Fascinating Facts

 

Grading

Picture me sitting at my computer, grading your letter. As your teacher, I'm constantly asking myself a series of questions, all of which boil down to this:
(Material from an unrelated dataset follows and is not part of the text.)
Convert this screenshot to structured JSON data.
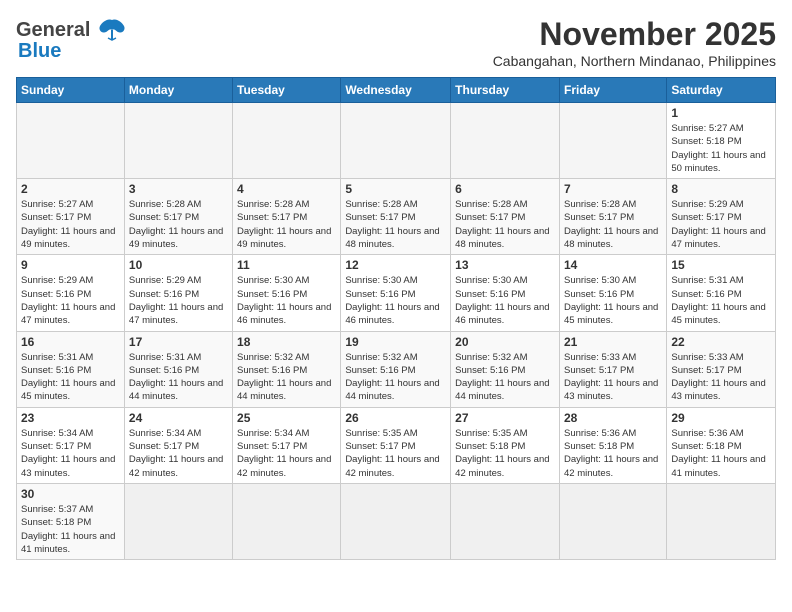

Skill Evidence
Blending Fiction and Non-Fiction A letter that smoothly blends a fictitious journey with basic facts about the country.
Colorful Descriptions A description that appeals to all five senses (or at least two or three).
Direct Dialogue A letter that includes some direct dialogue (properly formatted, of course)
Summarizing A letter that includes a concise summary of some portion of the text.
Paraphrasing A letter in which you have paraphrased some portion of the text.
Quoting a Text A letter that includes a direct quote from the text (properly formatted, of course).
Mixing Narration and Exposition A letter that mixes narration with exposition. (Do you skillfully insert explanations into your story?)
Opinion Questions A letter that includes thoughtful opinions (especially ones that answer the "opinion questions" found in the text).
Transitions Do your transitions make it easy for me to follow your thoughts?
Paragraph Breaks Are you always inserting a paragraph break, each time you change the setting of your story?
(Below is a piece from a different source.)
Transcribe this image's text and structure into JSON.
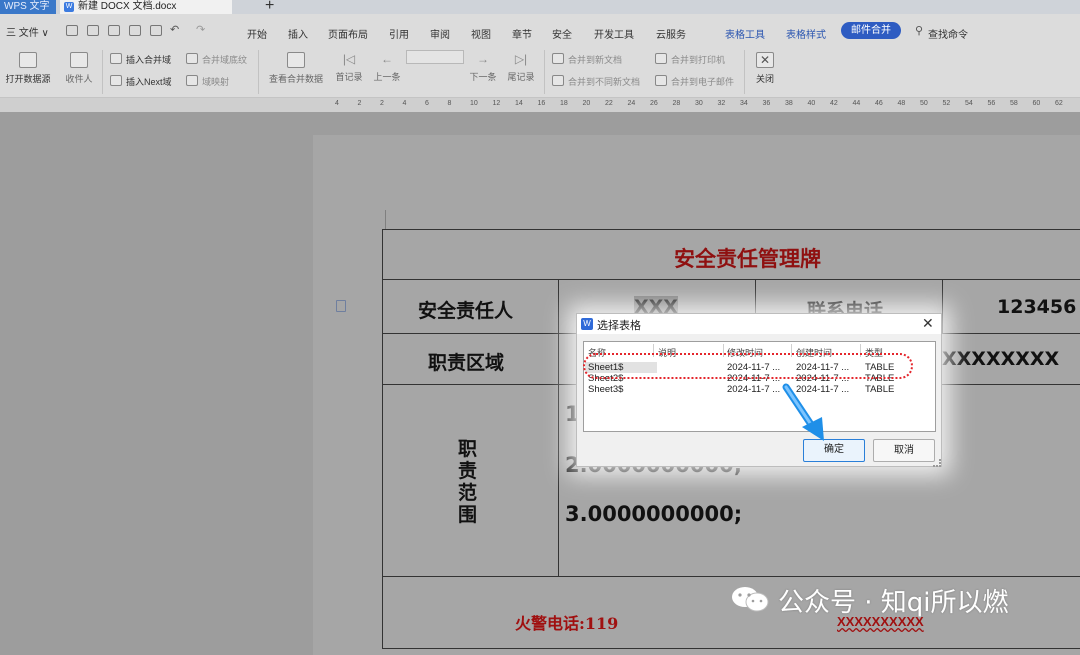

Of course, not every letter you write will include evidence of all these skills. But the more I see, the happier I get—and the greater the chance that I will grade you up (that is, I'll give you more than two points for every ten words).

I also get happy when I see improvement over the course of the year. (A letter you write in May should be better than a letter you write in September).

Please, make me happy. Show me that you're practicing (and mastering) all of these skills.

Instructions for the Quiz

Answer the Questions.

Quiz